(Component data from apps and pages)
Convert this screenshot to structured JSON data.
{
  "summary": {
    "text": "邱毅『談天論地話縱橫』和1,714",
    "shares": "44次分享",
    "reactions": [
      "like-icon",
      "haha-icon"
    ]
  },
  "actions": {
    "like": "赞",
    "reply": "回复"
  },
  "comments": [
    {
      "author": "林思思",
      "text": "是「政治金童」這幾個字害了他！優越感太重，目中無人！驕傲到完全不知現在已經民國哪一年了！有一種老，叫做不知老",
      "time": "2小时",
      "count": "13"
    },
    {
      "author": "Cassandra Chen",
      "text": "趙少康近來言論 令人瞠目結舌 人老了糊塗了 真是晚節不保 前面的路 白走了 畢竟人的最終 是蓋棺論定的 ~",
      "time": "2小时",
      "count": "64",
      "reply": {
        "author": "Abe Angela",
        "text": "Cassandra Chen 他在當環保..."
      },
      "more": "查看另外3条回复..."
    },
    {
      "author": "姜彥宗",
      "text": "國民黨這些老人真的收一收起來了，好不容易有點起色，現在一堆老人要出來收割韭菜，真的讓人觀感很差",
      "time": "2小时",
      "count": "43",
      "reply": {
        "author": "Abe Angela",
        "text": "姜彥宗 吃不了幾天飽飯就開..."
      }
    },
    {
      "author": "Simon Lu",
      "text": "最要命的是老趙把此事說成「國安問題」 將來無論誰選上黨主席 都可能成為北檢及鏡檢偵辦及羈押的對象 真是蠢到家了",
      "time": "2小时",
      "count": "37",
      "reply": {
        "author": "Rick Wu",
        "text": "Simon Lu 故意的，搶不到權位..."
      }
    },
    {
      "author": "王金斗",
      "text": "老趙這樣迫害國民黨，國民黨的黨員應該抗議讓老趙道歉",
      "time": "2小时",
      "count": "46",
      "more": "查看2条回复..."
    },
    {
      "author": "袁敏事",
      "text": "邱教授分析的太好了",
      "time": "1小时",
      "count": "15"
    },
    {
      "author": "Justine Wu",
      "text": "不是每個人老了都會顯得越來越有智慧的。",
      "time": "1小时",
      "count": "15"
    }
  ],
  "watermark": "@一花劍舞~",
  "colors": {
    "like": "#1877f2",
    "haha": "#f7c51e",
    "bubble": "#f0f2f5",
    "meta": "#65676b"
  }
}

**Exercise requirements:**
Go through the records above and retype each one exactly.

**Solution:**
Convert this screenshot to structured JSON data.
{
  "summary": {
    "text": "邱毅『談天論地話縱橫』和1,714",
    "shares": "44次分享",
    "reactions": [
      "like-icon",
      "haha-icon"
    ]
  },
  "actions": {
    "like": "赞",
    "reply": "回复"
  },
  "comments": [
    {
      "author": "林思思",
      "text": "是「政治金童」這幾個字害了他！優越感太重，目中無人！驕傲到完全不知現在已經民國哪一年了！有一種老，叫做不知老",
      "time": "2小时",
      "count": "13"
    },
    {
      "author": "Cassandra Chen",
      "text": "趙少康近來言論 令人瞠目結舌 人老了糊塗了 真是晚節不保 前面的路 白走了 畢竟人的最終 是蓋棺論定的 ~",
      "time": "2小时",
      "count": "64",
      "reply": {
        "author": "Abe Angela",
        "text": "Cassandra Chen 他在當環保..."
      },
      "more": "查看另外3条回复..."
    },
    {
      "author": "姜彥宗",
      "text": "國民黨這些老人真的收一收起來了，好不容易有點起色，現在一堆老人要出來收割韭菜，真的讓人觀感很差",
      "time": "2小时",
      "count": "43",
      "reply": {
        "author": "Abe Angela",
        "text": "姜彥宗 吃不了幾天飽飯就開..."
      }
    },
    {
      "author": "Simon Lu",
      "text": "最要命的是老趙把此事說成「國安問題」 將來無論誰選上黨主席 都可能成為北檢及鏡檢偵辦及羈押的對象 真是蠢到家了",
      "time": "2小时",
      "count": "37",
      "reply": {
        "author": "Rick Wu",
        "text": "Simon Lu 故意的，搶不到權位..."
      }
    },
    {
      "author": "王金斗",
      "text": "老趙這樣迫害國民黨，國民黨的黨員應該抗議讓老趙道歉",
      "time": "2小时",
      "count": "46",
      "more": "查看2条回复..."
    },
    {
      "author": "袁敏事",
      "text": "邱教授分析的太好了",
      "time": "1小时",
      "count": "15"
    },
    {
      "author": "Justine Wu",
      "text": "不是每個人老了都會顯得越來越有智慧的。",
      "time": "1小时",
      "count": "15"
    }
  ],
  "watermark": "@一花劍舞~",
  "colors": {
    "like": "#1877f2",
    "haha": "#f7c51e",
    "bubble": "#f0f2f5",
    "meta": "#65676b"
  }
}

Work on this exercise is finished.